#### Exercise brief:
Return each line of the records holding the string "this".

#### Supplied entries:

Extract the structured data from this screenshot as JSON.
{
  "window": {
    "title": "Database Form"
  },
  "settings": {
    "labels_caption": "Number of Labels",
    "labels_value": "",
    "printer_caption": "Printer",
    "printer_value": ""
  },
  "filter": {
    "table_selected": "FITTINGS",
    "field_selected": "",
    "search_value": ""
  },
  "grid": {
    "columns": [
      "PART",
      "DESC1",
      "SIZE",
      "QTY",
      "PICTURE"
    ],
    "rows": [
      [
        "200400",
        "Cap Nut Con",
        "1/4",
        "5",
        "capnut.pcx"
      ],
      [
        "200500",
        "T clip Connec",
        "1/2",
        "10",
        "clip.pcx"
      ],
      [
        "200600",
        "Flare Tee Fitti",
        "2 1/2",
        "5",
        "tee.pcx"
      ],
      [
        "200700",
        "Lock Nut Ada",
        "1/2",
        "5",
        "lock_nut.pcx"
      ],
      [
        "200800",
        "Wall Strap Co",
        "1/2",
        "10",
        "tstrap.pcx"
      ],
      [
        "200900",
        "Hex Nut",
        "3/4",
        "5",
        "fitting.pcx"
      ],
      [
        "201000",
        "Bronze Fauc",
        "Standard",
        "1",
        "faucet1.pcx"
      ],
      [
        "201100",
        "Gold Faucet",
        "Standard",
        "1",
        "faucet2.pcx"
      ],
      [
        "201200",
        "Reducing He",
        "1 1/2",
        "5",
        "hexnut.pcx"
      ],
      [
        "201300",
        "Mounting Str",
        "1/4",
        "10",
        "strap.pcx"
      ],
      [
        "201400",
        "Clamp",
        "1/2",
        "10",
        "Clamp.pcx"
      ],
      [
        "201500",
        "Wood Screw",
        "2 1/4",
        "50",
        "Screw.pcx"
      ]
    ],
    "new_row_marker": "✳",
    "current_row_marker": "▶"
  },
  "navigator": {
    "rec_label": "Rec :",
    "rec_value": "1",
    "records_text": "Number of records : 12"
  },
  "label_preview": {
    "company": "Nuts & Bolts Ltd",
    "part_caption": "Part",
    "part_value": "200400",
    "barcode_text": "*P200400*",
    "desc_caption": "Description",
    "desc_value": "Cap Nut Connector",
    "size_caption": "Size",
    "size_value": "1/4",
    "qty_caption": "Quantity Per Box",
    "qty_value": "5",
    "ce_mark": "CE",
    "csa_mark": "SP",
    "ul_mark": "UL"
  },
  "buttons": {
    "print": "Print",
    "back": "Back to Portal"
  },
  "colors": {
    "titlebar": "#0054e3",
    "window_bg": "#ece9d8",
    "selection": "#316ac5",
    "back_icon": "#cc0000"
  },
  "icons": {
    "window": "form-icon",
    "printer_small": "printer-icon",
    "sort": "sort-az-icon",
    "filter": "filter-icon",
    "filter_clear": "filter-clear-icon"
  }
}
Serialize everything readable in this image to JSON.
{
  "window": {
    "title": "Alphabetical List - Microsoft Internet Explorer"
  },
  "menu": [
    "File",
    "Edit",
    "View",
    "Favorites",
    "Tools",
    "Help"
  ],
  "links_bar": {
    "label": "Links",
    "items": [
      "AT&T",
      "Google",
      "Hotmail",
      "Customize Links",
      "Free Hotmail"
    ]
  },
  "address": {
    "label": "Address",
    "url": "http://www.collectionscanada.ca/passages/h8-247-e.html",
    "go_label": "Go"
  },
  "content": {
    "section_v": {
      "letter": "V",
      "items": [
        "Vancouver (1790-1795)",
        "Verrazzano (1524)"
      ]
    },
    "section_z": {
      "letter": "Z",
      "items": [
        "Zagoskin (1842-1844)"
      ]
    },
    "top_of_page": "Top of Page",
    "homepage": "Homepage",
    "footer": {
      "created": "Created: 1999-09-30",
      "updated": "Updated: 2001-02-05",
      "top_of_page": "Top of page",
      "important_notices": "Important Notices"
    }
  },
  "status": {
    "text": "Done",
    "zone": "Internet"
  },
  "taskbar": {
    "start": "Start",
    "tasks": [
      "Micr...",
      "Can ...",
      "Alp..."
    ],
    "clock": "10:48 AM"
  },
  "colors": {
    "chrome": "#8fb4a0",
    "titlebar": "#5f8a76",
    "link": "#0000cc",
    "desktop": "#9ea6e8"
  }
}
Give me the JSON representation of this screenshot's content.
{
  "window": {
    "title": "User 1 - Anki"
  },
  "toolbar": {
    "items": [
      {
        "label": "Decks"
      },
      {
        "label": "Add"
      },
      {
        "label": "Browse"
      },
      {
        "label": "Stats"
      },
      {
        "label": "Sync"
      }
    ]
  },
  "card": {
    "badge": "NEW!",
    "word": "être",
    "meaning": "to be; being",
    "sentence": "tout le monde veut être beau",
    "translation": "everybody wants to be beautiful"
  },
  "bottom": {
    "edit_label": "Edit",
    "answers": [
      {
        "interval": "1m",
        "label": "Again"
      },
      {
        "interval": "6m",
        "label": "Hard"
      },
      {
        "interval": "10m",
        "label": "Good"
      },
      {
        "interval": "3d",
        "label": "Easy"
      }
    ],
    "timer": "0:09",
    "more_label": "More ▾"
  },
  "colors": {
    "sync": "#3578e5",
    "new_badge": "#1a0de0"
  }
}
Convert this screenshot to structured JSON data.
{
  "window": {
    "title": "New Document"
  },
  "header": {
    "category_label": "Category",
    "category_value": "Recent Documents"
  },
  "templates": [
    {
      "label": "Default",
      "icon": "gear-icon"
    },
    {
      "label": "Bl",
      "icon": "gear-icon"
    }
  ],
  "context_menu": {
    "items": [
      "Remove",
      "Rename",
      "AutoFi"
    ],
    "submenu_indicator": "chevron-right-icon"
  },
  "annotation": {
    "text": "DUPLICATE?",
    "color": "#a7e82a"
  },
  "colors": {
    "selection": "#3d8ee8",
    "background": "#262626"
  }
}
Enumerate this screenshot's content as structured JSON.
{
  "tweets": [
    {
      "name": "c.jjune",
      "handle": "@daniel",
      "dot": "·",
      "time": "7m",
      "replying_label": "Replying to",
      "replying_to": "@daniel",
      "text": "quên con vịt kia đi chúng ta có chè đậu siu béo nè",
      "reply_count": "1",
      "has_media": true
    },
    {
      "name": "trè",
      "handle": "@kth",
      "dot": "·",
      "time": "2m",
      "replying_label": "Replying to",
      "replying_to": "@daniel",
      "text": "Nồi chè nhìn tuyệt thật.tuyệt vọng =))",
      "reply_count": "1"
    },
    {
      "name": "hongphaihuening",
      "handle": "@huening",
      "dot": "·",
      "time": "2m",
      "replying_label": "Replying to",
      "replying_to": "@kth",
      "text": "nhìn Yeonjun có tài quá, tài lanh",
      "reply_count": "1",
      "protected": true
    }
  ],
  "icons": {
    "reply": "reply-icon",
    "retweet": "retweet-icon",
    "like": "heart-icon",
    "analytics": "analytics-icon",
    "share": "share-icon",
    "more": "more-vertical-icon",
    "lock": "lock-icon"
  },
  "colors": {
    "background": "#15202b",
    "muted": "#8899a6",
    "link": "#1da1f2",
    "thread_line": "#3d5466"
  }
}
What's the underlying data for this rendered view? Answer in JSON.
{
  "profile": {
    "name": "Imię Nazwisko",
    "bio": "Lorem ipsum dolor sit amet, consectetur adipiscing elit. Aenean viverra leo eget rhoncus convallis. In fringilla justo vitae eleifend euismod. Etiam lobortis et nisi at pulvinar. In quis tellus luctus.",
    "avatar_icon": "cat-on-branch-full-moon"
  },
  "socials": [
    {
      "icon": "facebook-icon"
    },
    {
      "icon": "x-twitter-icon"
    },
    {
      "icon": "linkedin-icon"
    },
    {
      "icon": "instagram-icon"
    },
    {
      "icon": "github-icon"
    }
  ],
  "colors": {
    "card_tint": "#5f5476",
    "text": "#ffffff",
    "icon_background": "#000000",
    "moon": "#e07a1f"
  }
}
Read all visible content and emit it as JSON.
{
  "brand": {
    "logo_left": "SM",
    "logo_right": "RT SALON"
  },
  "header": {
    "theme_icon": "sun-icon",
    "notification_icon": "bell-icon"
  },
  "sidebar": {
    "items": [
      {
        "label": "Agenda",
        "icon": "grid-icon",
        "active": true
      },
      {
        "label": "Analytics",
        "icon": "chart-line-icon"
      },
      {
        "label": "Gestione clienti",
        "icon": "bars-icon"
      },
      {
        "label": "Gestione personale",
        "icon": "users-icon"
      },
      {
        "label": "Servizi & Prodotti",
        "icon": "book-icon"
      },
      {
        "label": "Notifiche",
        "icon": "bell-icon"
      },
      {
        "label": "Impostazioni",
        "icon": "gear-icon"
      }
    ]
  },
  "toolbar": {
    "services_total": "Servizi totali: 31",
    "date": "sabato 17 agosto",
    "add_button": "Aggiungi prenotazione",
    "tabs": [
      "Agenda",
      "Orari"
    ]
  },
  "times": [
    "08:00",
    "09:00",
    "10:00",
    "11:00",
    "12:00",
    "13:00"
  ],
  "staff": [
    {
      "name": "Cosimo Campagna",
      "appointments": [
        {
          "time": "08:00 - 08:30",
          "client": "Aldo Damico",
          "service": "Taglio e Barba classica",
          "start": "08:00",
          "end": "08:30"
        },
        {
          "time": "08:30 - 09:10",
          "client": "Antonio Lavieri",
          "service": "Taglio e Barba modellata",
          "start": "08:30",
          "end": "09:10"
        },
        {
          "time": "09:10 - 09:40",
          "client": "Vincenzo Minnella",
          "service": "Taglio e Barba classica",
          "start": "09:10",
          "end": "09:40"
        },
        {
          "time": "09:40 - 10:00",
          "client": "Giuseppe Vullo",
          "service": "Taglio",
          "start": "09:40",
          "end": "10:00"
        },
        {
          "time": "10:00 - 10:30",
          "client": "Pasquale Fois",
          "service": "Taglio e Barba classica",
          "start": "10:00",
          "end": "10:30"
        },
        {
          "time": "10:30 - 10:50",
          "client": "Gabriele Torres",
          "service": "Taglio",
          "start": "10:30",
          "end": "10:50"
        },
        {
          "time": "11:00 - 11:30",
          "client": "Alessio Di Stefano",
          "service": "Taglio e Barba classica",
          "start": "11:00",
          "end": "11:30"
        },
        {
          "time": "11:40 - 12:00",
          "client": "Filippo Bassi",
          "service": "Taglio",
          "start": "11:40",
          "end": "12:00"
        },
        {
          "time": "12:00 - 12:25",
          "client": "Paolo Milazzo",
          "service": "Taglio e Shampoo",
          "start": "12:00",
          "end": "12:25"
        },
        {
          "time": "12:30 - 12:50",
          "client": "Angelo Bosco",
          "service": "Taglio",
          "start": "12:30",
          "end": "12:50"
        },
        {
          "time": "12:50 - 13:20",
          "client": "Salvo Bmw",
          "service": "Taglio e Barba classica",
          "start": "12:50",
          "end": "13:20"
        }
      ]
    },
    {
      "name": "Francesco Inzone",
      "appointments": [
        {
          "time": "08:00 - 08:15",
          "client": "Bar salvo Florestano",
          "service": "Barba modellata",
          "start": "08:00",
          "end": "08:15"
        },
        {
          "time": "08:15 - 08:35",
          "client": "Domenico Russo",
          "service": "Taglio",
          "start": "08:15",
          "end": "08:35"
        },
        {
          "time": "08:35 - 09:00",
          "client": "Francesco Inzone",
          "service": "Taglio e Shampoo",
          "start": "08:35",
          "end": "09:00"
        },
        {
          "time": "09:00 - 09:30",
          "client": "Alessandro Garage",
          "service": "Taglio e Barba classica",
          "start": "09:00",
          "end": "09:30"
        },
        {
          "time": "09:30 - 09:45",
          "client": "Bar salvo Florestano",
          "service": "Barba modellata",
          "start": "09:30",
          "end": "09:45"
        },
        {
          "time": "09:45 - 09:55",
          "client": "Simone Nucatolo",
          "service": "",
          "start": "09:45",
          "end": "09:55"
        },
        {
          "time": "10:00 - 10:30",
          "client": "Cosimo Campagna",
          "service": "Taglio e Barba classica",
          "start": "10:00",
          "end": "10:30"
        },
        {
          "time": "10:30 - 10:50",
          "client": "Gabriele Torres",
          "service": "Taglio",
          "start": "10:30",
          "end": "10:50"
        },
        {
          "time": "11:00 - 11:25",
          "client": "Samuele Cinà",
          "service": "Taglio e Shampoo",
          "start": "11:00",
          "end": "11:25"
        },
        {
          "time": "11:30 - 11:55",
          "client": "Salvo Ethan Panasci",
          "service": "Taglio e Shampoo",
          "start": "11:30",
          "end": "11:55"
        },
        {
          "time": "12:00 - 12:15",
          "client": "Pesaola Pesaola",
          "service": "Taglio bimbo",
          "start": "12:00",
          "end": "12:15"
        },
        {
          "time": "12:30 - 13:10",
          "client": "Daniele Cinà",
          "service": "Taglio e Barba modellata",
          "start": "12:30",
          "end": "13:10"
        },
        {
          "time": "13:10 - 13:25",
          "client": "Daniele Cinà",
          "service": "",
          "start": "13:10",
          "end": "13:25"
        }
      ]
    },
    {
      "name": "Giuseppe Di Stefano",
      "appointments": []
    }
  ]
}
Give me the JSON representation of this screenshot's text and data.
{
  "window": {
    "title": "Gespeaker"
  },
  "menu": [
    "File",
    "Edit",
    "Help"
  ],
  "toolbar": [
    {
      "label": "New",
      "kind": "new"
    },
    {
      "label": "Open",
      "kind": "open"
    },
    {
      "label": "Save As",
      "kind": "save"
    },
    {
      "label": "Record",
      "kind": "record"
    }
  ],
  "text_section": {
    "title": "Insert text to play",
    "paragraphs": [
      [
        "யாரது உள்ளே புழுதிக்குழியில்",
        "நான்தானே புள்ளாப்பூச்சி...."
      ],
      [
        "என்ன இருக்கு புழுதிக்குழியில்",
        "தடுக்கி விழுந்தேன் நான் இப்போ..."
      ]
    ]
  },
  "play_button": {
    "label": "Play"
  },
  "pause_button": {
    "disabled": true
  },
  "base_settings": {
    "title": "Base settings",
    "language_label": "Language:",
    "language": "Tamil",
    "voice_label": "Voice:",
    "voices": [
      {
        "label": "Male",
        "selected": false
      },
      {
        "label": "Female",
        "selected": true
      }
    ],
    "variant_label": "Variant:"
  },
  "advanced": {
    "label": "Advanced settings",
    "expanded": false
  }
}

#### Output of the exercise:
Extract the structured data from this screenshot as JSON.
Serialize everything readable in this image to JSON.
Give me the JSON representation of this screenshot's content.
Convert this screenshot to structured JSON data.
Enumerate this screenshot's content as structured JSON.
What's the underlying data for this rendered view? Answer in JSON.
Give me the JSON representation of this screenshot's text and data.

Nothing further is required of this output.